TASK STATEMENT: Filter the data below for the string "title" and copy each matching line.

EXTRACTED DATA:

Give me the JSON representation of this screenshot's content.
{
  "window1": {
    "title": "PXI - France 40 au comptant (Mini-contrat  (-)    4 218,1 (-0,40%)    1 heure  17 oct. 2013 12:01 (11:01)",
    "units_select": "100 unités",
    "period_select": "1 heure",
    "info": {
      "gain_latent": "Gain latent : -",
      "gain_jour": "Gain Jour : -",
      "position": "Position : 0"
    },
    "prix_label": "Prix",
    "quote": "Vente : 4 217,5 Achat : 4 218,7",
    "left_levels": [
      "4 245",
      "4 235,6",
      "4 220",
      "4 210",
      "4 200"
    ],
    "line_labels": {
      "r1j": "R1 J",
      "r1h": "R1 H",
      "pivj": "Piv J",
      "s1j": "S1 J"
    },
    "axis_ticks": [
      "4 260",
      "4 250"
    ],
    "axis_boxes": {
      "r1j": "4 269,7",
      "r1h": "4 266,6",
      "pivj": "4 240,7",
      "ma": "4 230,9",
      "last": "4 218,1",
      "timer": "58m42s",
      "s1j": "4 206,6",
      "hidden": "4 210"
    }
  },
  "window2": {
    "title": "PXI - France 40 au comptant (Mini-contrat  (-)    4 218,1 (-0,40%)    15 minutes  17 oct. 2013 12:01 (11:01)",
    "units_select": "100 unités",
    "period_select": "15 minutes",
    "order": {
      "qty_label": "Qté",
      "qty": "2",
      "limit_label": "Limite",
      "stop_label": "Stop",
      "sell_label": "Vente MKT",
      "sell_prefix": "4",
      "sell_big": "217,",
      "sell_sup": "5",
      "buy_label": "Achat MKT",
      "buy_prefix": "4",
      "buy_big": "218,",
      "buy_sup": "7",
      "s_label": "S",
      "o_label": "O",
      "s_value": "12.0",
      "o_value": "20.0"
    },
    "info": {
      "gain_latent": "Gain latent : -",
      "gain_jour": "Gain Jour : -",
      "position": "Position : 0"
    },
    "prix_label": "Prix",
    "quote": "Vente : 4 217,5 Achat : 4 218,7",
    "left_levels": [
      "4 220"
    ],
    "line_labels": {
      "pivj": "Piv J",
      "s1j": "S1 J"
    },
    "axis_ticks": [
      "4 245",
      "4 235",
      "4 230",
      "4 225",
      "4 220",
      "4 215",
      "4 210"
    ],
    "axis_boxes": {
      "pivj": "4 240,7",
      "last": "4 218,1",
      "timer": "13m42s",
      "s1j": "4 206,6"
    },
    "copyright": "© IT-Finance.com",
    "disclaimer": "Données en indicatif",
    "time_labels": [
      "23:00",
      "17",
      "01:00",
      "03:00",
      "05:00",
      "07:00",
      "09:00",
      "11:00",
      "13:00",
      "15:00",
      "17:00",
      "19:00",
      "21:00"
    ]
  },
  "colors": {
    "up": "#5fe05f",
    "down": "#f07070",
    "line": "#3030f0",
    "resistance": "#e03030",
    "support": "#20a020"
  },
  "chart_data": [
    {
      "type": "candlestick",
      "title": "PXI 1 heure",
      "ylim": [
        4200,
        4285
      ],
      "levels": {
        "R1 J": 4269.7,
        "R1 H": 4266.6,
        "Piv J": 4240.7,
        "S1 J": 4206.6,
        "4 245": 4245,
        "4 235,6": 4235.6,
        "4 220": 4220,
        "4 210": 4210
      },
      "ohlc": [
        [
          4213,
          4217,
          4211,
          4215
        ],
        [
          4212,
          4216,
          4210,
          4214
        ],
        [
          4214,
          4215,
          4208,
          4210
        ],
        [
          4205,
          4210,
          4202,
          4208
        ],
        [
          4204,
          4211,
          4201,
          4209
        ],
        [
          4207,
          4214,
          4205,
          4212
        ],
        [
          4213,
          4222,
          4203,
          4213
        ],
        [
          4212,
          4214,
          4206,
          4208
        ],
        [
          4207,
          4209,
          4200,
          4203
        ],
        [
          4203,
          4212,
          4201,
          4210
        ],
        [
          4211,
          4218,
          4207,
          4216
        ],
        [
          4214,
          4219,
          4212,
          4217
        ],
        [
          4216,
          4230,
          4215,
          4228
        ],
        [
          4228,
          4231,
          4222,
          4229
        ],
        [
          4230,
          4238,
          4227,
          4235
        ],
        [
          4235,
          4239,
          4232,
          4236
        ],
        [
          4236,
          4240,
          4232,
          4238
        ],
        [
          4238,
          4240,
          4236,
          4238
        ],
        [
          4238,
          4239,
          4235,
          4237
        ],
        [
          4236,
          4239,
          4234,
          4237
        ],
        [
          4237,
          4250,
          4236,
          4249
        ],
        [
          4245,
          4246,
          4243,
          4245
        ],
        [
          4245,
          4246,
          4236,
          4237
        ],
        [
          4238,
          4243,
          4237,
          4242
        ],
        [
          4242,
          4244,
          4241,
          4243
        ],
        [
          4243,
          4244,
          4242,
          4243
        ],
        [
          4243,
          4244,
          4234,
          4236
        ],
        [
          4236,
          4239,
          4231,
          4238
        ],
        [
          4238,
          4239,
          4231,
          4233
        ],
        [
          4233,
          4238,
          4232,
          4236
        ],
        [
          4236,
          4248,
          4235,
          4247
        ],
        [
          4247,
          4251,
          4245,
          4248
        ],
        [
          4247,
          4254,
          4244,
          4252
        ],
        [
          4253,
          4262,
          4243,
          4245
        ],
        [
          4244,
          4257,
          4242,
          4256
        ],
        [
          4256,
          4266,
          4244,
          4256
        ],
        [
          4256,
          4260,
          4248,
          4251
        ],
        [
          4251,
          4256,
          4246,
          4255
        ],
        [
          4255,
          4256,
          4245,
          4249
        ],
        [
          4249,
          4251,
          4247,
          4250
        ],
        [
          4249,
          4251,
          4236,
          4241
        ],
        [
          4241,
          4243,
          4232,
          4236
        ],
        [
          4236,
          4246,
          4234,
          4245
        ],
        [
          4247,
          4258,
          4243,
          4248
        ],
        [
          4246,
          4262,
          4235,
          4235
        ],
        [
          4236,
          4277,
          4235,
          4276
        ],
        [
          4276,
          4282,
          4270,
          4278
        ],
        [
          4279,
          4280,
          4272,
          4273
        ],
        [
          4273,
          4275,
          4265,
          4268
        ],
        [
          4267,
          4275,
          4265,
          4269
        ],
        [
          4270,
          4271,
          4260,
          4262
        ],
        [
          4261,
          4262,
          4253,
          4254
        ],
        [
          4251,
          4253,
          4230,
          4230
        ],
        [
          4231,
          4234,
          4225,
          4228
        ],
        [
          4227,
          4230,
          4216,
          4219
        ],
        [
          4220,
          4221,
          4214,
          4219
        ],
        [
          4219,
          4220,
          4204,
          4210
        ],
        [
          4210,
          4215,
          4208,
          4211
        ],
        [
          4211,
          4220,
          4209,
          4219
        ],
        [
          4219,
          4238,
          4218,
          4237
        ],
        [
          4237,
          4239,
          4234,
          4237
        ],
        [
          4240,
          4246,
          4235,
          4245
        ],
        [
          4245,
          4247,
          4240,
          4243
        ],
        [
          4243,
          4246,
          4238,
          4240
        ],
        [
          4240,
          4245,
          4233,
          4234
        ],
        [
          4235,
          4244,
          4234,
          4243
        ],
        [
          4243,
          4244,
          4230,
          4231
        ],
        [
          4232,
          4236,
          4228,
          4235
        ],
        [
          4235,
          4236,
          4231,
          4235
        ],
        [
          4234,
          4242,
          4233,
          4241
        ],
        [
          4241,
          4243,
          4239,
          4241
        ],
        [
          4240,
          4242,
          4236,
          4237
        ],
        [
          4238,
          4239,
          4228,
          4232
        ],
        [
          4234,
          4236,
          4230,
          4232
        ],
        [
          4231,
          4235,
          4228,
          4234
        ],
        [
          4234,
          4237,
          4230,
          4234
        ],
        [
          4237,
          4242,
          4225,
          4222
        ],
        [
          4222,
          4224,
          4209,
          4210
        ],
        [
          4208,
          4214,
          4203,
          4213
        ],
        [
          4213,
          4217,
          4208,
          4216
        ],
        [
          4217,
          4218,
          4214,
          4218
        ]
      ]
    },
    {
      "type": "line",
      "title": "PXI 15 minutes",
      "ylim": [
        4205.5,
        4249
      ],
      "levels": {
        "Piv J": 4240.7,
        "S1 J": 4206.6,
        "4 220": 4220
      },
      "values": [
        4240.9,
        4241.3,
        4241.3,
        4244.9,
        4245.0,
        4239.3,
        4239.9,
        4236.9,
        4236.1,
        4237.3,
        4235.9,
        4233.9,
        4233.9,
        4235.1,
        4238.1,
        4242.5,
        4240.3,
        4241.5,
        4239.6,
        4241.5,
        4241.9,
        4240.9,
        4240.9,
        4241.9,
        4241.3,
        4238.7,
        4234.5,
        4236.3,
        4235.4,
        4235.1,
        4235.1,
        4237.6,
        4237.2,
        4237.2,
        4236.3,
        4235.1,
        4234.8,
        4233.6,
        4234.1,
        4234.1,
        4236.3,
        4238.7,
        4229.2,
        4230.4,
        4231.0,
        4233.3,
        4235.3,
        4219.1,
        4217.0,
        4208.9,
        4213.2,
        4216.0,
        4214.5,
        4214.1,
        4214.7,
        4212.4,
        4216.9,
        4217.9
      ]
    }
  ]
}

OUTPUT:
    "title": "PXI - France 40 au comptant (Mini-contrat  (-)    4 218,1 (-0,40%)    1 heure  17 oct. 2013 12:01 (11:01)",
    "title": "PXI - France 40 au comptant (Mini-contrat  (-)    4 218,1 (-0,40%)    15 minutes  17 oct. 2013 12:01 (11:01)",
      "title": "PXI 1 heure",
      "title": "PXI 15 minutes",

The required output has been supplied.